Blaise Pascal was a French mathematician, physicist, inventor, writer, and Catholic theologian. He was a child prodigy who was educated by his father. Pascal's earliest work was in the natural and applied sciences, where he made important contributions to the study of fluids and clarified the concepts of pressure and vacuum by generalizing the work of Evangelista Torricelli. Pascal also wrote in defense of the scientific method. In mathematics, Pascal helped create two major new areas of research: he wrote a significant treatise on the subject of projective geometry at the age of 16, and later corresponded with Pierre de Fermat on probability theory, strongly influencing the development of modern economics and social science. Following a mystical experience in late 1654, he had his 'second conversion' and abandoned his scientific work for philosophy and theology. His two most famous works date from this period: the 'Lettres provinciales' and the 'Pensées', which was published posthumously. Pascal's invention of the mechanical calculator, the Pascaline, was groundbreaking and laid the foundation for future developments in computing technology.


This list of books are ONLY the books that have been ranked on the lists that are aggregated on this site. This is not a comprehensive list of all books by this author.

  1. 1. Pensées

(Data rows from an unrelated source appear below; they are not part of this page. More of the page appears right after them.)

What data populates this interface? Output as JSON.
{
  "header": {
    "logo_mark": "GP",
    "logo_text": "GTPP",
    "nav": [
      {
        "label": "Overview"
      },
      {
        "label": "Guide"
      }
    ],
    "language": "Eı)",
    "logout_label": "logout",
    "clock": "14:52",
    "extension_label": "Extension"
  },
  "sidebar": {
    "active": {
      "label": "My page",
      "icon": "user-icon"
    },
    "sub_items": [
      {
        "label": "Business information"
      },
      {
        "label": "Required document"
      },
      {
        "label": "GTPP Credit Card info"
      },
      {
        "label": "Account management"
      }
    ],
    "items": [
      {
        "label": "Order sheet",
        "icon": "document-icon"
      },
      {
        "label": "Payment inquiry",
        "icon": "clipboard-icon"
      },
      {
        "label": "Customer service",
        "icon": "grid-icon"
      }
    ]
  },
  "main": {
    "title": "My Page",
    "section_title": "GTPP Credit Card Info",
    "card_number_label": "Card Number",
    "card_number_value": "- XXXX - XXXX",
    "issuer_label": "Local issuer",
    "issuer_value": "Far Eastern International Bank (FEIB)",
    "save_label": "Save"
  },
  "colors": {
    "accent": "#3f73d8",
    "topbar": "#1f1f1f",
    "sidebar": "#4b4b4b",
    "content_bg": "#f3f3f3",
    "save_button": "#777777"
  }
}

    "Pensées" is a collection of philosophical and theological thoughts and ideas by a renowned French mathematician and physicist. The book delves into various aspects of human existence, exploring the nature of faith, reason, and the human condition. It also presents arguments for the existence of God, including the famous wager argument. The book is known for its profound insights into the human experience and its exploration of the complexities of belief and doubt.

  2. 2. The Provincial Letters

    "The Provincial Letters" is a series of 18 letters written by a philosopher and mathematician, where he defends his friend Antoine Arnauld, an opponent of the Jesuits, who was on trial before the faculty of theology in Paris for his controversial religious works. The letters mockingly criticize the morals and ethics of Jesuits, and the casuistry they used to justify moral laxity, while also debating various philosophical and theological issues. The letters are considered a masterpiece of French prose and had a significant influence on the French language.